- Work item
The answer must be every line of the records below that contains the word "Poupa", copied out.
*** Recorded data ***
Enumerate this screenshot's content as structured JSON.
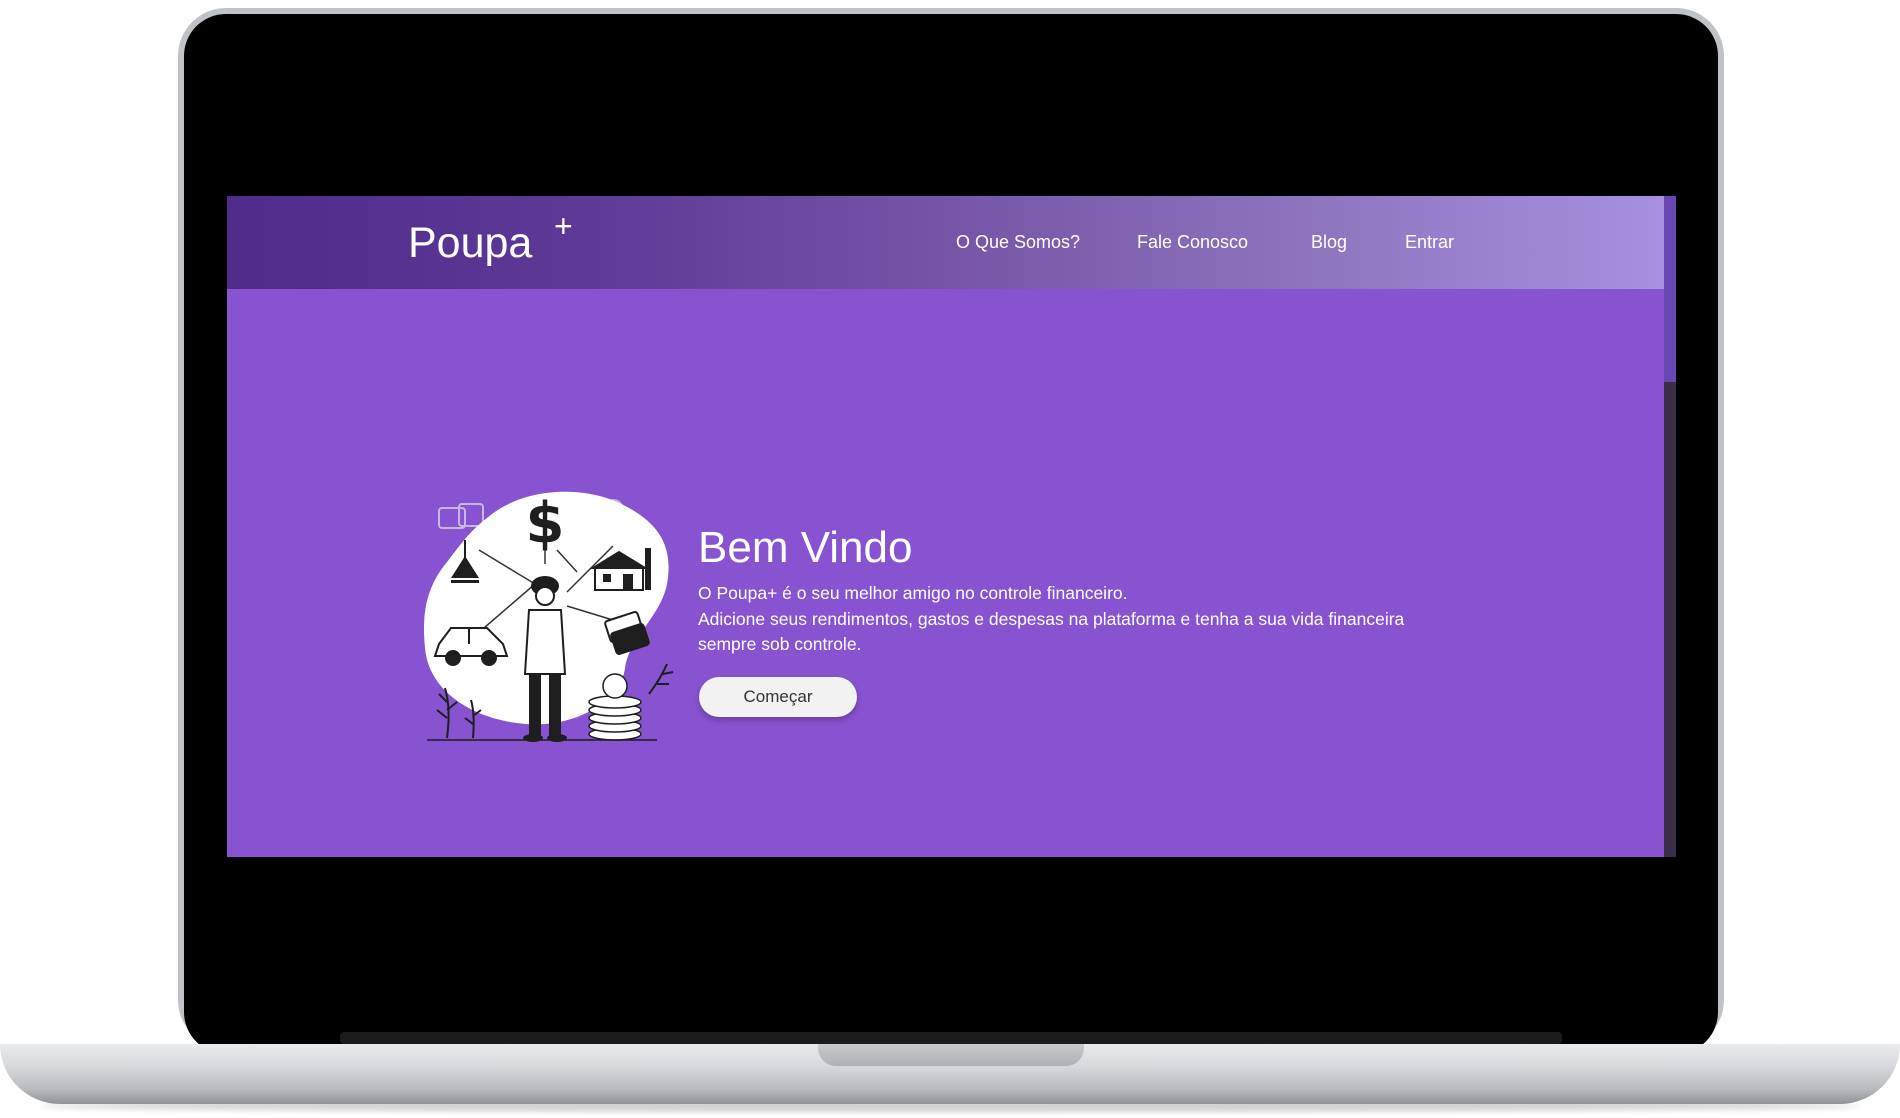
{
  "brand": {
    "name": "Poupa",
    "superscript": "+"
  },
  "nav": {
    "items": [
      "O Que Somos?",
      "Fale Conosco",
      "Blog",
      "Entrar"
    ]
  },
  "hero": {
    "title": "Bem Vindo",
    "lines": [
      "O Poupa+ é o seu melhor amigo no controle financeiro.",
      "Adicione seus rendimentos, gastos e despesas na plataforma e tenha a sua vida financeira",
      "sempre sob controle."
    ],
    "cta_label": "Começar"
  },
  "colors": {
    "background": "#8753d0",
    "header_gradient_start": "#4f2b8a",
    "header_gradient_end": "#a690e0",
    "button_bg": "#f2f2f2"
  }
}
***
- Written solution
    "name": "Poupa",
      "O Poupa+ é o seu melhor amigo no controle financeiro.",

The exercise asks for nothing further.